Email Address *
* Required Field
Stay up-to-date and engaged with the latest industry-related news.
Have you ever stopped in an aisle at the grocery store and noticed how many items are now sold in flexible plastic packaging? From baby food to tuna fish, laundry detergent pods to pet food, many items once sold in glass or rigid plastic packaging are now sold in lightweight flexible packaging. And while flexible plastic packaging offers many benefits, such as increased resource efficiency, better product protection, and lower environmental impact, most flexible plastic packaging cannot be recycled – yet.
But new research shows that there could be a way to recover this packaging using technology already in place. The Materials Recovery for the Future (MRFF) collaborative developed a research program that looked at the ability to effectively recover flexible plastic packaging at a single-stream materials recovery facility (MRF). The research, conducted by Resource Recycling Systems, found that automated sorting technologies already used at MRFs today can be optimized to efficiently capture flexible plastic packaging. This could create a new stream of recovered materials while improving the quality of other recycling streams.
The MRFF collaborative – which includes brand owners, manufacturers, and packaging industry organizations – is moving into its second phase of research. The research will focus on further refinements to sorting technology, characterizing the flexible plastic packaging bale for use by downstream recyclers, and developing a recovery facility demonstration project.

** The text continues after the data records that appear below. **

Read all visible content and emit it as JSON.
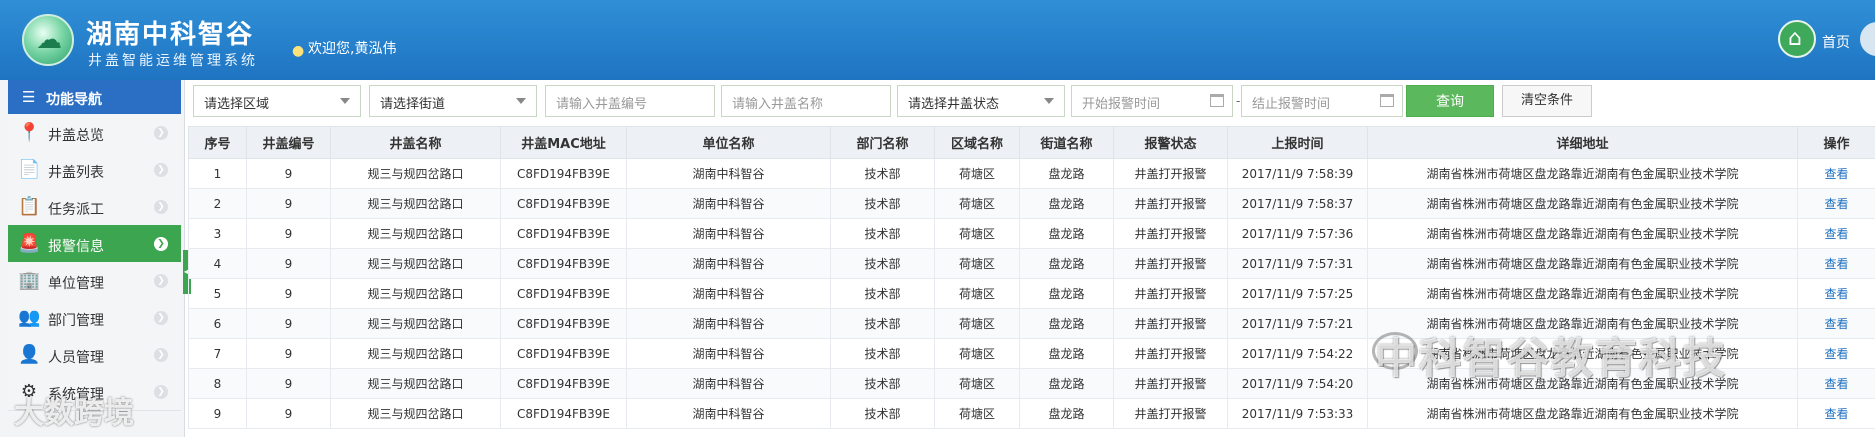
{
  "header": {
    "brand_title": "湖南中科智谷",
    "brand_subtitle": "井盖智能运维管理系统",
    "welcome": "欢迎您,黄泓伟",
    "home_label": "首页"
  },
  "sidebar": {
    "title": "功能导航",
    "items": [
      {
        "label": "井盖总览",
        "icon": "map-pin-icon",
        "glyph": "📍",
        "active": false
      },
      {
        "label": "井盖列表",
        "icon": "list-doc-icon",
        "glyph": "📄",
        "active": false
      },
      {
        "label": "任务派工",
        "icon": "clipboard-user-icon",
        "glyph": "📋",
        "active": false
      },
      {
        "label": "报警信息",
        "icon": "alarm-siren-icon",
        "glyph": "🚨",
        "active": true
      },
      {
        "label": "单位管理",
        "icon": "org-chart-icon",
        "glyph": "🏢",
        "active": false
      },
      {
        "label": "部门管理",
        "icon": "team-icon",
        "glyph": "👥",
        "active": false
      },
      {
        "label": "人员管理",
        "icon": "user-icon",
        "glyph": "👤",
        "active": false
      },
      {
        "label": "系统管理",
        "icon": "settings-icon",
        "glyph": "⚙",
        "active": false
      }
    ]
  },
  "filters": {
    "area_select": "请选择区域",
    "street_select": "请选择街道",
    "cover_no_placeholder": "请输入井盖编号",
    "cover_name_placeholder": "请输入井盖名称",
    "status_select": "请选择井盖状态",
    "start_time_placeholder": "开始报警时间",
    "separator": "-",
    "end_time_placeholder": "结止报警时间",
    "query_label": "查询",
    "clear_label": "清空条件"
  },
  "table": {
    "columns": [
      "序号",
      "井盖编号",
      "井盖名称",
      "井盖MAC地址",
      "单位名称",
      "部门名称",
      "区域名称",
      "街道名称",
      "报警状态",
      "上报时间",
      "详细地址",
      "操作"
    ],
    "rows": [
      [
        "1",
        "9",
        "规三与规四岔路口",
        "C8FD194FB39E",
        "湖南中科智谷",
        "技术部",
        "荷塘区",
        "盘龙路",
        "井盖打开报警",
        "2017/11/9 7:58:39",
        "湖南省株洲市荷塘区盘龙路靠近湖南有色金属职业技术学院",
        "查看"
      ],
      [
        "2",
        "9",
        "规三与规四岔路口",
        "C8FD194FB39E",
        "湖南中科智谷",
        "技术部",
        "荷塘区",
        "盘龙路",
        "井盖打开报警",
        "2017/11/9 7:58:37",
        "湖南省株洲市荷塘区盘龙路靠近湖南有色金属职业技术学院",
        "查看"
      ],
      [
        "3",
        "9",
        "规三与规四岔路口",
        "C8FD194FB39E",
        "湖南中科智谷",
        "技术部",
        "荷塘区",
        "盘龙路",
        "井盖打开报警",
        "2017/11/9 7:57:36",
        "湖南省株洲市荷塘区盘龙路靠近湖南有色金属职业技术学院",
        "查看"
      ],
      [
        "4",
        "9",
        "规三与规四岔路口",
        "C8FD194FB39E",
        "湖南中科智谷",
        "技术部",
        "荷塘区",
        "盘龙路",
        "井盖打开报警",
        "2017/11/9 7:57:31",
        "湖南省株洲市荷塘区盘龙路靠近湖南有色金属职业技术学院",
        "查看"
      ],
      [
        "5",
        "9",
        "规三与规四岔路口",
        "C8FD194FB39E",
        "湖南中科智谷",
        "技术部",
        "荷塘区",
        "盘龙路",
        "井盖打开报警",
        "2017/11/9 7:57:25",
        "湖南省株洲市荷塘区盘龙路靠近湖南有色金属职业技术学院",
        "查看"
      ],
      [
        "6",
        "9",
        "规三与规四岔路口",
        "C8FD194FB39E",
        "湖南中科智谷",
        "技术部",
        "荷塘区",
        "盘龙路",
        "井盖打开报警",
        "2017/11/9 7:57:21",
        "湖南省株洲市荷塘区盘龙路靠近湖南有色金属职业技术学院",
        "查看"
      ],
      [
        "7",
        "9",
        "规三与规四岔路口",
        "C8FD194FB39E",
        "湖南中科智谷",
        "技术部",
        "荷塘区",
        "盘龙路",
        "井盖打开报警",
        "2017/11/9 7:54:22",
        "湖南省株洲市荷塘区盘龙路靠近湖南有色金属职业技术学院",
        "查看"
      ],
      [
        "8",
        "9",
        "规三与规四岔路口",
        "C8FD194FB39E",
        "湖南中科智谷",
        "技术部",
        "荷塘区",
        "盘龙路",
        "井盖打开报警",
        "2017/11/9 7:54:20",
        "湖南省株洲市荷塘区盘龙路靠近湖南有色金属职业技术学院",
        "查看"
      ],
      [
        "9",
        "9",
        "规三与规四岔路口",
        "C8FD194FB39E",
        "湖南中科智谷",
        "技术部",
        "荷塘区",
        "盘龙路",
        "井盖打开报警",
        "2017/11/9 7:53:33",
        "湖南省株洲市荷塘区盘龙路靠近湖南有色金属职业技术学院",
        "查看"
      ]
    ]
  },
  "watermarks": {
    "right": "中科智谷教育科技",
    "left": "大数跨境"
  },
  "colors": {
    "header_blue": "#1f74c2",
    "nav_header_blue": "#2b6fc4",
    "active_green": "#3ca54f",
    "query_green": "#5cb85c",
    "link_blue": "#1f6fc0"
  }
}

To view the report and infographics, or learn how your company can get involved, visit www.materialsrecoveryforthefuture.com.
MRFF members include Amcor, The Dow Chemical Company, LyondellBasell, Nestlé Purina PetCare and Nestlé USA, PepsiCo, Plum Organics, The Procter & Gamble Company, SC Johnson, Sealed Air, and Target as well as the Association for Postconsumer Plastic Recyclers (APR), the Flexible Packaging Association (FPA), SPI: The Plastics Industry Trade Association (SPI), and the American Chemistry Council.
Science is essential to understanding the world’s most pressing challenges and to overcoming them.
A first-of-its-kind, leading economic indicator that helps anticipate and highlight potential trends in other industries in the U.S.